By the time the playoffs rolled around, London was sleek, sporting only seven players with three supports to mix things up if needed. The DPS and tank lines were entrusted, win or lose, and that was never better tested than when the Spitfire fell down early to the Los Angeles Gladiators in the first-round quarterfinal series, getting swept and on the brink of elimination.
Realizing its season might be coming to a close, the Spitfire opted to play with a carefree attitude for the rest of the playoffs, relishing in the fact no one would shed a tear over its displacement from the tournament against the hometown Gladiators. Freed from the expectations of being a "super team," the Spitfire got its wheels off the ground and never stopped soaring en route to a championship, coming back to sweep the Gladiators in back-to-back matches before dispatching the other Los Angeles franchise, the Valiant, in the semifinals -- also in front of a Los Angeles crowd at Blizzard Arena.
Being booed had become secondary for the Spitfire. Walking onto the stage in Brooklyn, playing up to the crowd with taunts and showing off its expensive streetwear, this was a team that knew its identity and how good it was compared to opponents. Cheers or not, this was London's final, and no one could say differently.
"I didn't think it would be this easy," said flex-support Choi "Bdosin" Seung-tae at the postgame media conference. "Next year I hope we play against a stronger team."
In a city that is all about working your way from the bottom to the top, London embraced that same philosophy throughout the playoffs. After going 4-6 in the final stage and resembling an already half-dead club by the time the playoffs rolled around, the team rediscovered its swagger just in time to put on a memorable showcase at the first-ever Overwatch League grand final.
Now, seated at the head of the table with more expansion teams entering the fray in 2019, the narrative shifts once more. Every single team, expansion or not, will have its eyes on the crown, which now lays atop of the Spitfire's head.
"Next year I want to become stronger," said London's DPS standout Kim "Birdring" Ji-hyeok. "I also want to face a stronger team in the finals."

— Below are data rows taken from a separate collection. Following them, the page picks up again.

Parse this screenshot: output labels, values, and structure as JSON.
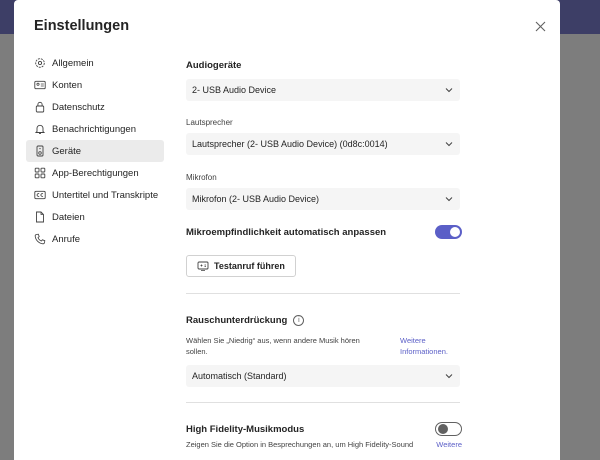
{
  "dialog": {
    "title": "Einstellungen"
  },
  "nav": {
    "items": [
      {
        "label": "Allgemein",
        "icon": "gear-icon"
      },
      {
        "label": "Konten",
        "icon": "id-card-icon"
      },
      {
        "label": "Datenschutz",
        "icon": "lock-icon"
      },
      {
        "label": "Benachrichtigungen",
        "icon": "bell-icon"
      },
      {
        "label": "Geräte",
        "icon": "device-icon",
        "active": true
      },
      {
        "label": "App-Berechtigungen",
        "icon": "grid-icon"
      },
      {
        "label": "Untertitel und Transkripte",
        "icon": "captions-icon"
      },
      {
        "label": "Dateien",
        "icon": "file-icon"
      },
      {
        "label": "Anrufe",
        "icon": "phone-icon"
      }
    ]
  },
  "audio": {
    "section_title": "Audiogeräte",
    "device_value": "2- USB Audio Device",
    "speaker_label": "Lautsprecher",
    "speaker_value": "Lautsprecher (2- USB Audio Device) (0d8c:0014)",
    "mic_label": "Mikrofon",
    "mic_value": "Mikrofon (2- USB Audio Device)",
    "auto_sensitivity_label": "Mikroempfindlichkeit automatisch anpassen",
    "auto_sensitivity_on": true,
    "test_call_label": "Testanruf führen"
  },
  "noise": {
    "title": "Rauschunterdrückung",
    "info_glyph": "i",
    "description": "Wählen Sie „Niedrig“ aus, wenn andere Musik hören sollen.",
    "link": "Weitere Informationen.",
    "value": "Automatisch (Standard)"
  },
  "hifi": {
    "title": "High Fidelity-Musikmodus",
    "on": false,
    "description": "Zeigen Sie die Option in Besprechungen an, um High Fidelity-Sound",
    "link": "Weitere"
  },
  "colors": {
    "accent": "#5b5fc7",
    "header_bg": "#3d3e66",
    "active_nav_bg": "#ebebeb"
  }
}
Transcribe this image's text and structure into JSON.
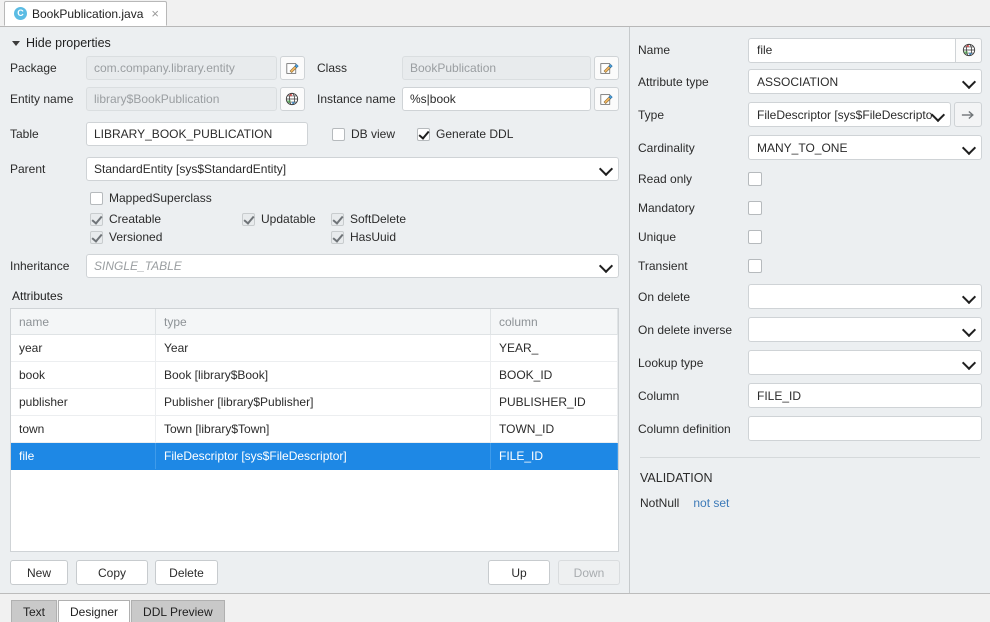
{
  "editor_tab": {
    "icon": "java-class-icon",
    "label": "BookPublication.java",
    "close": "×"
  },
  "properties_header": {
    "toggle_label": "Hide properties",
    "caret": "caret-down-icon"
  },
  "entity_form": {
    "package": {
      "label": "Package",
      "value": "com.company.library.entity",
      "button_icon": "edit-icon"
    },
    "class": {
      "label": "Class",
      "value": "BookPublication",
      "button_icon": "edit-icon"
    },
    "entity_name": {
      "label": "Entity name",
      "value": "library$BookPublication",
      "button_icon": "globe-icon"
    },
    "instance_name": {
      "label": "Instance name",
      "value": "%s|book",
      "button_icon": "edit-icon"
    },
    "table": {
      "label": "Table",
      "value": "LIBRARY_BOOK_PUBLICATION"
    },
    "db_view": {
      "label": "DB view",
      "checked": false
    },
    "generate_ddl": {
      "label": "Generate DDL",
      "checked": true
    },
    "parent": {
      "label": "Parent",
      "value": "StandardEntity [sys$StandardEntity]"
    },
    "mapped_superclass": {
      "label": "MappedSuperclass",
      "checked": false
    },
    "creatable": {
      "label": "Creatable",
      "checked": true
    },
    "updatable": {
      "label": "Updatable",
      "checked": true
    },
    "soft_delete": {
      "label": "SoftDelete",
      "checked": true
    },
    "versioned": {
      "label": "Versioned",
      "checked": true
    },
    "has_uuid": {
      "label": "HasUuid",
      "checked": true
    },
    "inheritance": {
      "label": "Inheritance",
      "value": "SINGLE_TABLE"
    }
  },
  "attributes": {
    "title": "Attributes",
    "columns": [
      "name",
      "type",
      "column"
    ],
    "rows": [
      {
        "name": "year",
        "type": "Year",
        "column": "YEAR_"
      },
      {
        "name": "book",
        "type": "Book [library$Book]",
        "column": "BOOK_ID"
      },
      {
        "name": "publisher",
        "type": "Publisher [library$Publisher]",
        "column": "PUBLISHER_ID"
      },
      {
        "name": "town",
        "type": "Town [library$Town]",
        "column": "TOWN_ID"
      },
      {
        "name": "file",
        "type": "FileDescriptor [sys$FileDescriptor]",
        "column": "FILE_ID"
      }
    ],
    "selected_index": 4
  },
  "buttons": {
    "new": "New",
    "copy": "Copy",
    "delete": "Delete",
    "up": "Up",
    "down": "Down",
    "down_disabled": true
  },
  "attribute_panel": {
    "name": {
      "label": "Name",
      "value": "file",
      "button_icon": "globe-icon"
    },
    "attribute_type": {
      "label": "Attribute type",
      "value": "ASSOCIATION"
    },
    "type": {
      "label": "Type",
      "value": "FileDescriptor [sys$FileDescripto",
      "nav_icon": "arrow-right-icon"
    },
    "cardinality": {
      "label": "Cardinality",
      "value": "MANY_TO_ONE"
    },
    "read_only": {
      "label": "Read only",
      "checked": false
    },
    "mandatory": {
      "label": "Mandatory",
      "checked": false
    },
    "unique": {
      "label": "Unique",
      "checked": false
    },
    "transient": {
      "label": "Transient",
      "checked": false
    },
    "on_delete": {
      "label": "On delete",
      "value": ""
    },
    "on_delete_inverse": {
      "label": "On delete inverse",
      "value": ""
    },
    "lookup_type": {
      "label": "Lookup type",
      "value": ""
    },
    "column": {
      "label": "Column",
      "value": "FILE_ID"
    },
    "column_definition": {
      "label": "Column definition",
      "value": ""
    },
    "validation_title": "VALIDATION",
    "not_null": {
      "label": "NotNull",
      "link": "not set"
    }
  },
  "bottom_tabs": [
    {
      "label": "Text",
      "active": false
    },
    {
      "label": "Designer",
      "active": true
    },
    {
      "label": "DDL Preview",
      "active": false
    }
  ],
  "colors": {
    "selection_blue": "#1e88e5",
    "link_blue": "#3d7ab8",
    "panel_bg": "#eceff1"
  }
}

For London, the team wearing specialized championship jackets and a lineup of designer shoes, that suits them just fine.